If the son is an adult, have him sign the affidavit and he can then sign the car over to the brother. If the son is a minor that complicates things because he cannot enter into a contract. You would likely need a court order in that case.
Attorney James is giving good advice. While the affidavit should be enough, corporate creditors often demand to see a copy of letters of administration before they will even discuss a file. They don't have an option to ignore the affidavit. There are penalties if they do. The key is to get the file moved up to a manager who make a decision or the legal department. Unfortunately, your friend's nephew may end up needing an attorney to get it done. If the son doesn't have the money to pay an attorney, then he may qualify for Legal Aid Services or your find could pay the fees to get the vehicle.
In case you need a referral, here is the link to the San Diego Bar Association -http://www.sdcba.org/
Mr.Scalise offers a FREE 30 minute phone consultation; he may be reached at 805-244-6850 or by email (email@example.com). My responses to questions posted here intended as helpful legal information not legal advice. The information I post does not create an attorney-client relationship. Mr. Scalise is licensed to practice law in California. If you would like to obtain specific legal advice about this issue, you must contact an attorney who is licensed to practice law in your state, and retain him/her. Mr. Scalise provides “unbundled” services for specific assistance with a specific issue.O work with clients throughout California.
This happens often. In California the affidavit would suffice but it must be signed on behalf of all the heirs, i.e. the son and any siblings, and parents if they are alive.

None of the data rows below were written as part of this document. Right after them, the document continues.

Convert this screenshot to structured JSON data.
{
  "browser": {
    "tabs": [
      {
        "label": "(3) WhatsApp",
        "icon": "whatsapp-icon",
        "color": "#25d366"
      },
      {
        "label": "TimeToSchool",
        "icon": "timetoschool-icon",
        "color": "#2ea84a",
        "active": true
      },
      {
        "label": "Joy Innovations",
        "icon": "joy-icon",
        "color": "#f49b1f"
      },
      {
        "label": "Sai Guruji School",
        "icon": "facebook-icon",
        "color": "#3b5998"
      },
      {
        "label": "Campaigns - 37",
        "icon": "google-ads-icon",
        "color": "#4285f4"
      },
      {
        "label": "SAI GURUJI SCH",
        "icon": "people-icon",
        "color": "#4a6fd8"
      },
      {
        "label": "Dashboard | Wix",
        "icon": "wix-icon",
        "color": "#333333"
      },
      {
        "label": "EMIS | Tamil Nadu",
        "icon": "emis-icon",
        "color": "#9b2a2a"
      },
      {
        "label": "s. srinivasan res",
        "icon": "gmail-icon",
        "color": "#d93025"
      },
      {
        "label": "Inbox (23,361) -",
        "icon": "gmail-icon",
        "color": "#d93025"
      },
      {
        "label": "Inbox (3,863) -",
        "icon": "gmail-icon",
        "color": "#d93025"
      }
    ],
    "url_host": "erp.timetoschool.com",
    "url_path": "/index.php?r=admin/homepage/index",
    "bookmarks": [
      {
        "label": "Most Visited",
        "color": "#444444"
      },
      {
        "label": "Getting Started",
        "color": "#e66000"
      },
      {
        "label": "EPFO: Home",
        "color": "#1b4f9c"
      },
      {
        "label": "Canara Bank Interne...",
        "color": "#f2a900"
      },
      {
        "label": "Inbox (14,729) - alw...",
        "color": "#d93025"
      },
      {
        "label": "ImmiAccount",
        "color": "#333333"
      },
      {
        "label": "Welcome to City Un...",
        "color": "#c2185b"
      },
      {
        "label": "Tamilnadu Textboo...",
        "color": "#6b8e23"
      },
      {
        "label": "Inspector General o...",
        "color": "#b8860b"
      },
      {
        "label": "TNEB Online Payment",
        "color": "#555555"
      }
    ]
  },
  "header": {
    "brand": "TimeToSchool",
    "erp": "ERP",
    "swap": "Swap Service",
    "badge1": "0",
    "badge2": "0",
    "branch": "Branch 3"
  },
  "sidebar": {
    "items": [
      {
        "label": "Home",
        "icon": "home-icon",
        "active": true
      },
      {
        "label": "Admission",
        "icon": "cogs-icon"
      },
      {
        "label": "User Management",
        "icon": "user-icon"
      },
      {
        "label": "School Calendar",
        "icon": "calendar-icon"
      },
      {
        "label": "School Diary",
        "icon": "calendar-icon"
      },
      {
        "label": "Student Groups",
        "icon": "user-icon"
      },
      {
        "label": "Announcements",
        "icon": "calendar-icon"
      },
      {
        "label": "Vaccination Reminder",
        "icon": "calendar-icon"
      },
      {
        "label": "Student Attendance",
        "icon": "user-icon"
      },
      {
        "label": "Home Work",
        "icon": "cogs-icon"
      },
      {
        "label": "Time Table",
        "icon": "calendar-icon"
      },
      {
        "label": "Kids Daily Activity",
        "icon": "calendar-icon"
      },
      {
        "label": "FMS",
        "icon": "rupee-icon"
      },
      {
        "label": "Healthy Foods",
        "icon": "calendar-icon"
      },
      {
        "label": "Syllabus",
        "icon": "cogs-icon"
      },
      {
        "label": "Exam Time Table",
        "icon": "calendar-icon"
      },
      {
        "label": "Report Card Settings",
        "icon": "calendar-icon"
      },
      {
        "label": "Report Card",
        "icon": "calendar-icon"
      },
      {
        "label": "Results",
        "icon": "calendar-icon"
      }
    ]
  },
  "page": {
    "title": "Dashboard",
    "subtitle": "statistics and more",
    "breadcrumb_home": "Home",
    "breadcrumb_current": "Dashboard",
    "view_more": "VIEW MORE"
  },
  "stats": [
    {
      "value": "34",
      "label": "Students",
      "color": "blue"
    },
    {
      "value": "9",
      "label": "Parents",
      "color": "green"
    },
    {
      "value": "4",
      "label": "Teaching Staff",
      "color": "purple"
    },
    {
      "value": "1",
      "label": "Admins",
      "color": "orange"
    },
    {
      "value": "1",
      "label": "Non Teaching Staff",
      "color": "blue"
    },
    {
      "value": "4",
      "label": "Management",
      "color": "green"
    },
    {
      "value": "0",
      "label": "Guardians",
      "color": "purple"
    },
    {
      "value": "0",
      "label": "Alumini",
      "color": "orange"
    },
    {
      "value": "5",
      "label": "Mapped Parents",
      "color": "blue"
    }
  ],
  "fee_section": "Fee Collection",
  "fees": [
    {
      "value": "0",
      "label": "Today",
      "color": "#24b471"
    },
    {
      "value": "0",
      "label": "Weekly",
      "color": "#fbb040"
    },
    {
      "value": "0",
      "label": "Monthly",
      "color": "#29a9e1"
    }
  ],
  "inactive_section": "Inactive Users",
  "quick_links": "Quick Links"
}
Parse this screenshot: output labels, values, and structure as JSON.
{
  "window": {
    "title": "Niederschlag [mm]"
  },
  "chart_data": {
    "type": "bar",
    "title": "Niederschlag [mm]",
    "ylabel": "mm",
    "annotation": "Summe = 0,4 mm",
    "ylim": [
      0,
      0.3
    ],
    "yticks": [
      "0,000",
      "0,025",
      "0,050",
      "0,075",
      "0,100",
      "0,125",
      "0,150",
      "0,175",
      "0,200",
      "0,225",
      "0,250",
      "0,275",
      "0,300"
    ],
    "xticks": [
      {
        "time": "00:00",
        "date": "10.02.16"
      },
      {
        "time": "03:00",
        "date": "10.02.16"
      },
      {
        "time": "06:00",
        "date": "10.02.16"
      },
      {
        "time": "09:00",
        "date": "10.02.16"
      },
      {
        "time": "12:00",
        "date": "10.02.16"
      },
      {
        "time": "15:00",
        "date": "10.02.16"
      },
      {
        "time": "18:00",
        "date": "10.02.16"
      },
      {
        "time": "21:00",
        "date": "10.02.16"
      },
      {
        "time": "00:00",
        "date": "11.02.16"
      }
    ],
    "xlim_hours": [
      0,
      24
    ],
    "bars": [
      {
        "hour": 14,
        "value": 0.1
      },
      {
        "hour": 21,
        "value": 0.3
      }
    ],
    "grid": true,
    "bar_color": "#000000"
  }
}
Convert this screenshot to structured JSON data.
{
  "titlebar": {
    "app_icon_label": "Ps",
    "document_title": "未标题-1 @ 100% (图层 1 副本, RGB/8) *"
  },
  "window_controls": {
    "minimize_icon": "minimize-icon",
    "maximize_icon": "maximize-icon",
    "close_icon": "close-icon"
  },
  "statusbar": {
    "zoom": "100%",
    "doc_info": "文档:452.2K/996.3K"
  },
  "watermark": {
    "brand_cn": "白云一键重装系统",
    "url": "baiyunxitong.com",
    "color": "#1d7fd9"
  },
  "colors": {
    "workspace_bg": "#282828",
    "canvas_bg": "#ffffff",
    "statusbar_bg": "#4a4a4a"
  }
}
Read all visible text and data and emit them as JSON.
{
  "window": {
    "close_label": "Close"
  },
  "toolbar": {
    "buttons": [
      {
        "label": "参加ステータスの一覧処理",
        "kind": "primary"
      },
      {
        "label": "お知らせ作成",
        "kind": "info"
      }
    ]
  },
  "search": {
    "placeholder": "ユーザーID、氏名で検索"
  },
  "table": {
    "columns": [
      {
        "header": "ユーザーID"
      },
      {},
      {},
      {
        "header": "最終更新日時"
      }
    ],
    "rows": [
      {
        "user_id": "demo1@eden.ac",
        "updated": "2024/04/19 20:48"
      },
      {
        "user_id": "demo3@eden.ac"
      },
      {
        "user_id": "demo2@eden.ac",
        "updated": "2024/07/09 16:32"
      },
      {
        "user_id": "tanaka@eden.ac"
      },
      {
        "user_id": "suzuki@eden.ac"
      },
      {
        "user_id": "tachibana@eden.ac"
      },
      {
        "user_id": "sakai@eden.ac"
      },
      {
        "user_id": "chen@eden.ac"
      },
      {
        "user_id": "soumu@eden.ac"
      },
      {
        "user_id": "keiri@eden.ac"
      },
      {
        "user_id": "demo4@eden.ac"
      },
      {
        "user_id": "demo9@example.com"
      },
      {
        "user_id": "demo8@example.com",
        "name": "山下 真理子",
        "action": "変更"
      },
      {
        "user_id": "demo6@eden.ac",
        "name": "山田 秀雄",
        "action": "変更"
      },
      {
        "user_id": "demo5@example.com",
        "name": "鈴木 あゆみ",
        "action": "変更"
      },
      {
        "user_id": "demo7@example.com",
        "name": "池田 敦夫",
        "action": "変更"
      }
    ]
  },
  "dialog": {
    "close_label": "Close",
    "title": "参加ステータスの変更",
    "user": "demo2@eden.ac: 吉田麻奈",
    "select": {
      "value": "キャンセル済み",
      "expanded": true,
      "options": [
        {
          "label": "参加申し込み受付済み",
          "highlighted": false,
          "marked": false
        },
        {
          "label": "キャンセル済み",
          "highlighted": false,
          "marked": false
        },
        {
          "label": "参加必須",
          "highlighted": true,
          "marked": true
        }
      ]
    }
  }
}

If they join in the affidavit or waive any interest in the vehicle in the affidavit then these documents should work for Ford or any other creditors. Best to seek assistance from an attorney in drawing up the Affidavit.